== Problem statement ==
Scan the records for the string "Coding", then copy each line that has it.

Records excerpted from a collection
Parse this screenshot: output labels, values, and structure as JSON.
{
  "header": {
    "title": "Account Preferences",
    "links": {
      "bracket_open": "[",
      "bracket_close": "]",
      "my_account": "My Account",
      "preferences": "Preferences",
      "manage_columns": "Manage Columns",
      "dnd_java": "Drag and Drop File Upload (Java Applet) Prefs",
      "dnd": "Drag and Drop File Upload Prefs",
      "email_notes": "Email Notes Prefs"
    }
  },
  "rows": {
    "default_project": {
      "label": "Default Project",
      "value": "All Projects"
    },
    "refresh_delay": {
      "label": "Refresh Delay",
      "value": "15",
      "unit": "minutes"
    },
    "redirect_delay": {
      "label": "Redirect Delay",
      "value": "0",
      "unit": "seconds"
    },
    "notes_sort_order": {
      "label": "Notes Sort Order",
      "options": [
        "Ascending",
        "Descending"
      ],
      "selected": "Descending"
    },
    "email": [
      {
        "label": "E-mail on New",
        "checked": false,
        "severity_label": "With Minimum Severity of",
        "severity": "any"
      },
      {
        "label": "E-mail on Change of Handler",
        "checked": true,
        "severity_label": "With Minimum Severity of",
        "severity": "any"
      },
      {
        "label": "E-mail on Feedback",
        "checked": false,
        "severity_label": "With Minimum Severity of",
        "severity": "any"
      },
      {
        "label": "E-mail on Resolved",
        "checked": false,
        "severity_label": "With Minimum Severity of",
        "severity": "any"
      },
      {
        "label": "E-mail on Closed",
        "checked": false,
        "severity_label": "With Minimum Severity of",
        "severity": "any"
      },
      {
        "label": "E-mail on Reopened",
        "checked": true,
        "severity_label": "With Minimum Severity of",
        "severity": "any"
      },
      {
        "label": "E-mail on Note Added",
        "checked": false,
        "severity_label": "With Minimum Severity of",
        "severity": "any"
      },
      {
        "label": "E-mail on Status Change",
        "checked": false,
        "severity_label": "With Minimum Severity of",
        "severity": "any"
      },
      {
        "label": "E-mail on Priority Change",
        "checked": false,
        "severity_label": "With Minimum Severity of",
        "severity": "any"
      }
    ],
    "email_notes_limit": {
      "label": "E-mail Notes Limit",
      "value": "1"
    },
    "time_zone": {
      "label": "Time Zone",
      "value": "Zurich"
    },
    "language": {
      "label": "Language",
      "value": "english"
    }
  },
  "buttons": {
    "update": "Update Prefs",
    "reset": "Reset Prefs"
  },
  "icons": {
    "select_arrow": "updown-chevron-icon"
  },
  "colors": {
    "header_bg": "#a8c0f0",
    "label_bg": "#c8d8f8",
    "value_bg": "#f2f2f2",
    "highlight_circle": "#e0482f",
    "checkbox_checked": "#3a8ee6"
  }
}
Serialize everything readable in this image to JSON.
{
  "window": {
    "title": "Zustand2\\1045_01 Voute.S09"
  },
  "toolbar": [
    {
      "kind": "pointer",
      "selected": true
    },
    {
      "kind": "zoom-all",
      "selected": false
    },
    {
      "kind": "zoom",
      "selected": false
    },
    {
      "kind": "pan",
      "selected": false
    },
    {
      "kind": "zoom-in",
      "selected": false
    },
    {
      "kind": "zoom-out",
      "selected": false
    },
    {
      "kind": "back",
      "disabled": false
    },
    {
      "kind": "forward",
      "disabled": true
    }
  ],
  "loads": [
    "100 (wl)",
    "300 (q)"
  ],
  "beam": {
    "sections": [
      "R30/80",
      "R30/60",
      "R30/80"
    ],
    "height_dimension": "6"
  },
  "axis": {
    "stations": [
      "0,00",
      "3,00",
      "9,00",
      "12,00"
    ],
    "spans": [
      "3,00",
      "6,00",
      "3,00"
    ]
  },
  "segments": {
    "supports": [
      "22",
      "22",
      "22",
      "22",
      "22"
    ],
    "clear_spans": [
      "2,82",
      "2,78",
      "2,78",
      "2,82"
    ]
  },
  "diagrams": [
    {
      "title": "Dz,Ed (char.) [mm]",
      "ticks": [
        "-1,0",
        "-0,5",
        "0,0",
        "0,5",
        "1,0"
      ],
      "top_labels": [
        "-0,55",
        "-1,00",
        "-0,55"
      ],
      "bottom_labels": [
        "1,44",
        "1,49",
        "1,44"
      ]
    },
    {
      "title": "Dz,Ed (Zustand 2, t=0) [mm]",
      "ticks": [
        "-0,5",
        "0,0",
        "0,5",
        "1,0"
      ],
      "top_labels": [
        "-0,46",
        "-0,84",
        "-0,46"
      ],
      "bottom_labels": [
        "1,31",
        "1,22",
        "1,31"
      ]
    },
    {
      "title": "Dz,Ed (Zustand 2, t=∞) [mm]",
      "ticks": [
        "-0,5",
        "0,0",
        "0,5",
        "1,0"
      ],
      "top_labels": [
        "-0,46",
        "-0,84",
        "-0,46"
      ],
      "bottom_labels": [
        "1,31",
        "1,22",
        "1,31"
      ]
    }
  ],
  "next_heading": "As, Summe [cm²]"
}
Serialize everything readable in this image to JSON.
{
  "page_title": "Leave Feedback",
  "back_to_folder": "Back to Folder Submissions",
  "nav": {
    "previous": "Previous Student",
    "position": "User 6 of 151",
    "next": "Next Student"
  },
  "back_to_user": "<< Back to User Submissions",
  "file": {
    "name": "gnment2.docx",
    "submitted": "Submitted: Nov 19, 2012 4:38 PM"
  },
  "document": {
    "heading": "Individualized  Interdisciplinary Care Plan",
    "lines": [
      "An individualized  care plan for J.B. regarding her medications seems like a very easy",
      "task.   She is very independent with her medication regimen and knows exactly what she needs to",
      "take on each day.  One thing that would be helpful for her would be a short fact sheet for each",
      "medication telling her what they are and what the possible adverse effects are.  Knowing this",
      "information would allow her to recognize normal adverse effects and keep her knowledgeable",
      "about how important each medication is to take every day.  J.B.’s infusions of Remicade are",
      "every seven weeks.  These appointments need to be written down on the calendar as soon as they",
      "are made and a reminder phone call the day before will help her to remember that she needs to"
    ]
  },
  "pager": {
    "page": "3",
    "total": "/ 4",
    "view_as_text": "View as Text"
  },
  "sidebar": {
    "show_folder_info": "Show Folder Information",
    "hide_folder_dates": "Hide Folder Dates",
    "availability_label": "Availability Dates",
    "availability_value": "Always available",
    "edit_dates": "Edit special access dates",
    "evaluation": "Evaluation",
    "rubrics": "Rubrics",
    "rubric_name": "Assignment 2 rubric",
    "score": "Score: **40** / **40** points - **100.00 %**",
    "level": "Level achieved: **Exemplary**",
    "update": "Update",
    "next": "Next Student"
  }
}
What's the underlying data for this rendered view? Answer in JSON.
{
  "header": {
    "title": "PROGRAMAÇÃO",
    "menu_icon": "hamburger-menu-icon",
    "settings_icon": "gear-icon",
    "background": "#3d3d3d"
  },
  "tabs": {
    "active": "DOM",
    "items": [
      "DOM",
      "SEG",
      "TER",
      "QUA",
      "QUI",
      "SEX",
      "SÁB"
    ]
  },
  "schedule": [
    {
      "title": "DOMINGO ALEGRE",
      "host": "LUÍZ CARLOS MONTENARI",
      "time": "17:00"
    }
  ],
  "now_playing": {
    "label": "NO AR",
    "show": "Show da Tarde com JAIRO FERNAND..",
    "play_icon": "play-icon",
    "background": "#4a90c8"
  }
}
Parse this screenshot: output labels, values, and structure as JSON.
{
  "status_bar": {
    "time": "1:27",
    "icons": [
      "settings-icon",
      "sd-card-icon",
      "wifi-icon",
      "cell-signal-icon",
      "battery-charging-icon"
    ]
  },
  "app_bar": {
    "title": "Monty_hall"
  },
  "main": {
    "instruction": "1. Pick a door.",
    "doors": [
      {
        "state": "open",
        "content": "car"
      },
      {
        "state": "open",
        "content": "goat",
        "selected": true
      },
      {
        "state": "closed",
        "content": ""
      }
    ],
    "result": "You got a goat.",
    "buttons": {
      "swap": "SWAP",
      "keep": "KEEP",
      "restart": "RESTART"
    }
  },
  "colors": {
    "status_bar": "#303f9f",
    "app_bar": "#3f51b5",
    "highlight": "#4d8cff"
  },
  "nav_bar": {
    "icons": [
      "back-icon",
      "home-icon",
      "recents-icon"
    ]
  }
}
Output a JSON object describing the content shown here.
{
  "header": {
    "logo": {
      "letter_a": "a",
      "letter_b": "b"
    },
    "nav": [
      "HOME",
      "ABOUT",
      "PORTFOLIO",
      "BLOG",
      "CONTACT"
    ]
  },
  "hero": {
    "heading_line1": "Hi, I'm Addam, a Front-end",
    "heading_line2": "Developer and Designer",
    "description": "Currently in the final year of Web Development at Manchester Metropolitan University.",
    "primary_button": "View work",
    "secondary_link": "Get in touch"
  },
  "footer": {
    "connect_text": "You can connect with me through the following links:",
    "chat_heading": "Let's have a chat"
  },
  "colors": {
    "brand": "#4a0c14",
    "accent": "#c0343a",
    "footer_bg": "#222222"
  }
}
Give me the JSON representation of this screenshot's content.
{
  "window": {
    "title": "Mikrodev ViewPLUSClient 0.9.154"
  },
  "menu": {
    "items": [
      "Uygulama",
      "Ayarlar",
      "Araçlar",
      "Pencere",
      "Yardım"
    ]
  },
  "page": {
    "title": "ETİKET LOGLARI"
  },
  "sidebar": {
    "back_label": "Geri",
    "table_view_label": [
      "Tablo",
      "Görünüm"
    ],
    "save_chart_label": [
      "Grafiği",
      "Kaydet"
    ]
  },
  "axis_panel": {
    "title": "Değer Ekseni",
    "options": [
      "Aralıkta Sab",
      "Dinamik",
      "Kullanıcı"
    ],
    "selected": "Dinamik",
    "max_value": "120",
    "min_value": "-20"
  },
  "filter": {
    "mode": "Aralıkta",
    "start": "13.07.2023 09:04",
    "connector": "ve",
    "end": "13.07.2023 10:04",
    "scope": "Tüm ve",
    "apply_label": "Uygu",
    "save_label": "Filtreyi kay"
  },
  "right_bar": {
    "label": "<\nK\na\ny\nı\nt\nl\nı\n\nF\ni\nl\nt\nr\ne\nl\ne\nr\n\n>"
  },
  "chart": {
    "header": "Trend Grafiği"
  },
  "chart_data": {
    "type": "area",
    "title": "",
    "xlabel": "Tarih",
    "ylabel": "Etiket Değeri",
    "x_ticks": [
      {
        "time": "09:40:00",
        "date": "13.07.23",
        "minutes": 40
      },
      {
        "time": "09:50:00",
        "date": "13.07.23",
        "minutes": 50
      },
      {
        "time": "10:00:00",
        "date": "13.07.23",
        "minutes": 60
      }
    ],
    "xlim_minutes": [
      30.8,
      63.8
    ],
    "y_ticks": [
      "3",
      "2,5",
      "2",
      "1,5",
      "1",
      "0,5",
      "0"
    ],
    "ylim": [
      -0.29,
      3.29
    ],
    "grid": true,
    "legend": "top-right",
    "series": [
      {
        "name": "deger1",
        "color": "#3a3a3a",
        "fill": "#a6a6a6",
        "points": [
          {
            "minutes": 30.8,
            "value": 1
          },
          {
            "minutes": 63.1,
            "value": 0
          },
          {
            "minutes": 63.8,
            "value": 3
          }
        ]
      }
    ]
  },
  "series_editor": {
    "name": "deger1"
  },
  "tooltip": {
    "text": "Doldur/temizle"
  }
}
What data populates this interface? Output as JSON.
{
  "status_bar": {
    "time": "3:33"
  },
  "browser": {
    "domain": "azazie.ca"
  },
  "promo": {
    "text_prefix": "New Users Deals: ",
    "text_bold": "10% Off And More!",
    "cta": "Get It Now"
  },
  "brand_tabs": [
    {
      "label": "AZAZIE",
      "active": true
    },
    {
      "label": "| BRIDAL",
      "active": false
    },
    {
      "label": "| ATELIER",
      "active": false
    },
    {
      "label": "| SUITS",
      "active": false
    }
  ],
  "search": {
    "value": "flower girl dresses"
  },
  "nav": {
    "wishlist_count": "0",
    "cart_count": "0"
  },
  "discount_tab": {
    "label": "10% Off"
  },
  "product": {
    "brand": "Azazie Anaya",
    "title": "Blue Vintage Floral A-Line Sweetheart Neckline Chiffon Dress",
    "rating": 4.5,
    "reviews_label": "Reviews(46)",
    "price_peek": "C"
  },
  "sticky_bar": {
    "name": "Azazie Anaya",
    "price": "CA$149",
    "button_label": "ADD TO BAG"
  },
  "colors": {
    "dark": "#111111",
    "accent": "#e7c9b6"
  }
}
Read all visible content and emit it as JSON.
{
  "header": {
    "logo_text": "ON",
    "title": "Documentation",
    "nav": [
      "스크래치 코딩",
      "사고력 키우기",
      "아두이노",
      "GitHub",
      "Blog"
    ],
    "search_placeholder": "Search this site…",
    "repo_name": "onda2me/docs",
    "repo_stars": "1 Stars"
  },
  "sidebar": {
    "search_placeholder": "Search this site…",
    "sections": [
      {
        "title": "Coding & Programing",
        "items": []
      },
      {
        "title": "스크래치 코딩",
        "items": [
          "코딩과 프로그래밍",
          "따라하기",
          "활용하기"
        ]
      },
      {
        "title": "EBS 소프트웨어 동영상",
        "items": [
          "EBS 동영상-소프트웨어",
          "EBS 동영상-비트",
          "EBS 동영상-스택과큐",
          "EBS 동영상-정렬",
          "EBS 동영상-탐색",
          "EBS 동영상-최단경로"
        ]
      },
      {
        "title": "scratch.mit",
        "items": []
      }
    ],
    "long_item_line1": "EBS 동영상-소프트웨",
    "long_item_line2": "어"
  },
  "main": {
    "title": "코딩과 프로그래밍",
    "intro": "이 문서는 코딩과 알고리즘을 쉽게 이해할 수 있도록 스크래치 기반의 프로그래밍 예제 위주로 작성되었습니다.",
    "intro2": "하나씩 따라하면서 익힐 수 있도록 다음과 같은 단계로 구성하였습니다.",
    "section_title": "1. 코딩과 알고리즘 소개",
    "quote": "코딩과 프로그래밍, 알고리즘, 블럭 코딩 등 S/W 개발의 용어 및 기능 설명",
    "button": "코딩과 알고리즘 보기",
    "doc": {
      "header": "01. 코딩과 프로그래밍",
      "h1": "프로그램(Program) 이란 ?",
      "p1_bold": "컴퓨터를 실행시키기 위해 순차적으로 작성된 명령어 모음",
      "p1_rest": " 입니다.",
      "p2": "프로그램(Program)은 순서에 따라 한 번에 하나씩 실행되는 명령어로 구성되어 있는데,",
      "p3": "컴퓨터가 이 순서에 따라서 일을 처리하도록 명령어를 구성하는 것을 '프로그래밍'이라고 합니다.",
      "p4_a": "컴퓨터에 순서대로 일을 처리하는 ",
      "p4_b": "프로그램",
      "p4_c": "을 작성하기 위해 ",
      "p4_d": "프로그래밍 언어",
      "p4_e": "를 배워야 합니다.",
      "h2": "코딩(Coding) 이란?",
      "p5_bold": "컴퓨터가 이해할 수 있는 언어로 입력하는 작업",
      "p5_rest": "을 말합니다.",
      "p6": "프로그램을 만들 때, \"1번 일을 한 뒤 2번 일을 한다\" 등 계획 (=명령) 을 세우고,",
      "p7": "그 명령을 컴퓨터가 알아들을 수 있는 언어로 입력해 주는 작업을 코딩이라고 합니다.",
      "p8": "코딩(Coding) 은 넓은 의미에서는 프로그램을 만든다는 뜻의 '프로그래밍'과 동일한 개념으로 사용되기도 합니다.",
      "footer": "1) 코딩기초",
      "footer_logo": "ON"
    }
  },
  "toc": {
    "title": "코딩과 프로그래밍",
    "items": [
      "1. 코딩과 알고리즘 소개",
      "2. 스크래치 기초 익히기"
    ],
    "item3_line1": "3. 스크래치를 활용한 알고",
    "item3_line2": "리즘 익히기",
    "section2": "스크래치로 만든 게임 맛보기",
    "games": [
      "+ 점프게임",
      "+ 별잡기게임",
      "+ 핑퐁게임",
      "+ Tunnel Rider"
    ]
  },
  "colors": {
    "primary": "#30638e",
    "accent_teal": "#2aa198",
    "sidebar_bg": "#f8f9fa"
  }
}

== The answer ==
        "title": "Coding & Programing",
      "h2": "코딩(Coding) 이란?",
      "p8": "코딩(Coding) 은 넓은 의미에서는 프로그램을 만든다는 뜻의 '프로그래밍'과 동일한 개념으로 사용되기도 합니다.",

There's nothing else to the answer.